A letter from an influential group of privacy experts in Europe saying that Google's new privacy policies appear to breach the requirements of the EU's data protection regime was published today.
Previously, Google operated a policy of retaining search queries and identifying information, such as Internet Protocol (IP) addresses, for as long as it thought useful. In March, Google's global privacy counsel, Peter Fleischer, announced a new policy. He said that the company will keep its server log data but will make that data "much more anonymous, so that it can no longer be identified with individual users, after 18–24 months."
The letter of concern was sent to the search giant on 16 May by the Article 29 Working Party, an independent European advisory body on data protection and privacy. Google has responded with a statement that it wants to have a "constructive dialogue" with European authorities about its controversial policy.
The letter is addressed to Fleischer, based in Google's Paris office. It praises Google's willingness to engage with the data protection community and contrasts that with "some of the other leading players in the search engine community."
However, the letter continues:
Although Google's headquarters are based in the United States, Google is under legal obligation to comply with European laws, in particular privacy laws, as Google's services are provided to European citizens and it maintains data processing activities in Europe, especially the processing of personal data that takes place at its European centre.

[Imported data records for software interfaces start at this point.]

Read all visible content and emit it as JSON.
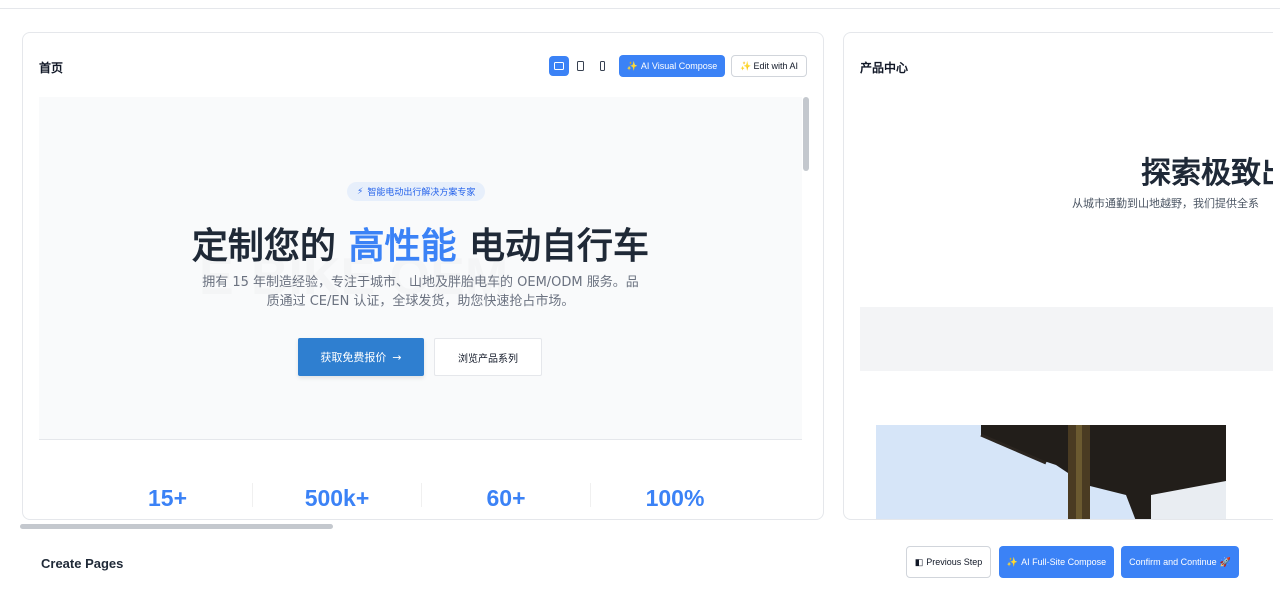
{
  "pages": [
    {
      "title": "首页",
      "toolbar": {
        "devices": [
          "desktop-icon",
          "tablet-icon",
          "mobile-icon"
        ],
        "active_device": "desktop",
        "compose_icon": "✨",
        "compose_label": "AI Visual Compose",
        "edit_icon": "✨",
        "edit_label": "Edit with AI"
      },
      "hero": {
        "badge_icon": "⚡",
        "badge": "智能电动出行解决方案专家",
        "headline_before": "定制您的",
        "headline_highlight": "高性能",
        "headline_after": "电动自行车",
        "subtitle": "拥有 15 年制造经验，专注于城市、山地及胖胎电车的 OEM/ODM 服务。品质通过 CE/EN 认证，全球发货，助您快速抢占市场。",
        "primary_button": "获取免费报价",
        "primary_arrow": "→",
        "secondary_button": "浏览产品系列"
      },
      "stats": [
        "15+",
        "500k+",
        "60+",
        "100%"
      ]
    },
    {
      "title": "产品中心",
      "heading": "探索极致出",
      "subtitle": "从城市通勤到山地越野，我们提供全系"
    }
  ],
  "footer": {
    "title": "Create Pages",
    "prev_icon": "◧",
    "prev_label": "Previous Step",
    "full_icon": "✨",
    "full_label": "AI Full-Site Compose",
    "confirm_label": "Confirm and Continue",
    "confirm_icon": "🚀"
  },
  "colors": {
    "accent": "#3b82f6",
    "primary_button": "#2f7fd0",
    "hero_bg": "#f9fafb"
  }
}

As you are aware, server logs are information that can be linked to an identified or identifiable natural person and can, therefore, be considered personal data in the meaning of Data Protection Directive 95/46/EC. For that reason their collection and storage must respect data protection rules.

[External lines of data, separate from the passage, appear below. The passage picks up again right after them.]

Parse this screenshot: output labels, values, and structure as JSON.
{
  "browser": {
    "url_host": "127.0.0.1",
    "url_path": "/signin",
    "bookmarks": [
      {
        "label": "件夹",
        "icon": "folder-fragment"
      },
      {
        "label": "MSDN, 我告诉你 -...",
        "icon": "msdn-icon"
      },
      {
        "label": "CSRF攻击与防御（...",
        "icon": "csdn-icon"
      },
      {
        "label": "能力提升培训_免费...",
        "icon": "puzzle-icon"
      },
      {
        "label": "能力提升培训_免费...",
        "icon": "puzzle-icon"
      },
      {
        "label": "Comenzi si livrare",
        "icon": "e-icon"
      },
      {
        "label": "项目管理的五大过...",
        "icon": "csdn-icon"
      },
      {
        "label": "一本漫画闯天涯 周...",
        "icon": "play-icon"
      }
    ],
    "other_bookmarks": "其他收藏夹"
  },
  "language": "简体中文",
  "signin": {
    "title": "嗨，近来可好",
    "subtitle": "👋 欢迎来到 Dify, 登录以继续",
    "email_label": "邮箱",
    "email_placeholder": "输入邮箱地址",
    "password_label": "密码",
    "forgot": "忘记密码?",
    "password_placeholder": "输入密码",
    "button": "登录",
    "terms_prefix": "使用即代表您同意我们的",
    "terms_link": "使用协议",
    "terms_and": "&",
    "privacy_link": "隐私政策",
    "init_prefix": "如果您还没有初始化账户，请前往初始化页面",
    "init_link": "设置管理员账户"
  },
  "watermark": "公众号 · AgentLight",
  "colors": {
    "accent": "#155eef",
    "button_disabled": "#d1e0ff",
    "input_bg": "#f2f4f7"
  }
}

The Article 29 Working Party considers a reduced storage period for server logs generated by the users of Google services as a valuable step to improve Google's privacy policies. However, it is of the opinion that the new storage period of 18 to 24 months on the basis indicated by Google thus far, does not seem to meet the requirements of the European legal data protection framework.

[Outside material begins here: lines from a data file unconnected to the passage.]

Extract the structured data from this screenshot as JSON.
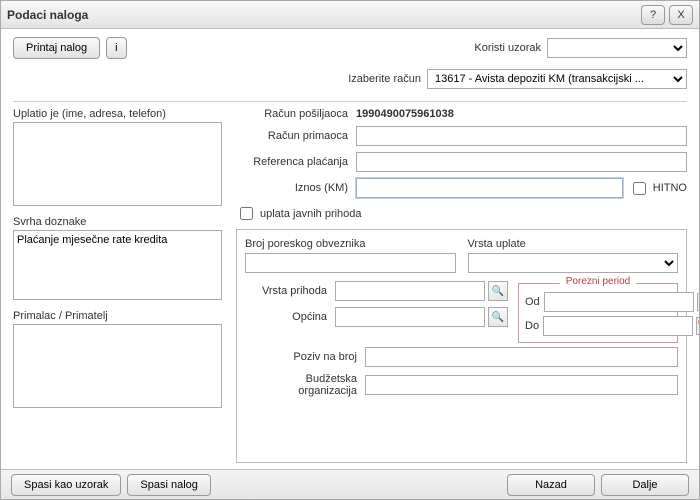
{
  "window": {
    "title": "Podaci naloga"
  },
  "toolbar": {
    "print_label": "Printaj nalog",
    "info_label": "i",
    "template_label": "Koristi uzorak",
    "template_value": "",
    "account_label": "Izaberite račun",
    "account_value": "13617 - Avista depoziti KM (transakcijski ..."
  },
  "left": {
    "payer_label": "Uplatio je (ime, adresa, telefon)",
    "payer_value": "",
    "purpose_label": "Svrha doznake",
    "purpose_value": "Plaćanje mjesečne rate kredita",
    "payee_label": "Primalac / Primatelj",
    "payee_value": ""
  },
  "right": {
    "sender_account_label": "Račun pošiljaoca",
    "sender_account_value": "1990490075961038",
    "recipient_account_label": "Račun primaoca",
    "recipient_account_value": "",
    "payment_ref_label": "Referenca plaćanja",
    "payment_ref_value": "",
    "amount_label": "Iznos (KM)",
    "amount_value": "",
    "urgent_label": "HITNO",
    "public_revenue_label": "uplata javnih prihoda"
  },
  "group": {
    "tax_no_label": "Broj poreskog obveznika",
    "tax_no_value": "",
    "payment_type_label": "Vrsta uplate",
    "payment_type_value": "",
    "revenue_type_label": "Vrsta prihoda",
    "revenue_type_value": "",
    "municipality_label": "Općina",
    "municipality_value": "",
    "call_no_label": "Poziv na broj",
    "call_no_value": "",
    "budget_org_label": "Budžetska organizacija",
    "budget_org_value": "",
    "period_legend": "Porezni period",
    "from_label": "Od",
    "from_value": "",
    "to_label": "Do",
    "to_value": ""
  },
  "footer": {
    "save_template_label": "Spasi kao uzorak",
    "save_order_label": "Spasi nalog",
    "back_label": "Nazad",
    "next_label": "Dalje"
  }
}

The Article 29 Working Party is concerned that Google has so far not sufficiently specified the purposes for which server logs need to be kept, as required by Article 6(1)(e) of Data Protection Directive 95/46/EC. Taking account of Google's market position and ever-growing importance, the Article 29 Working Party would like further clarification as to why this long storage period was chosen. The Working Party would also be keen to hear Google's legal justification for the storage of server logs in general.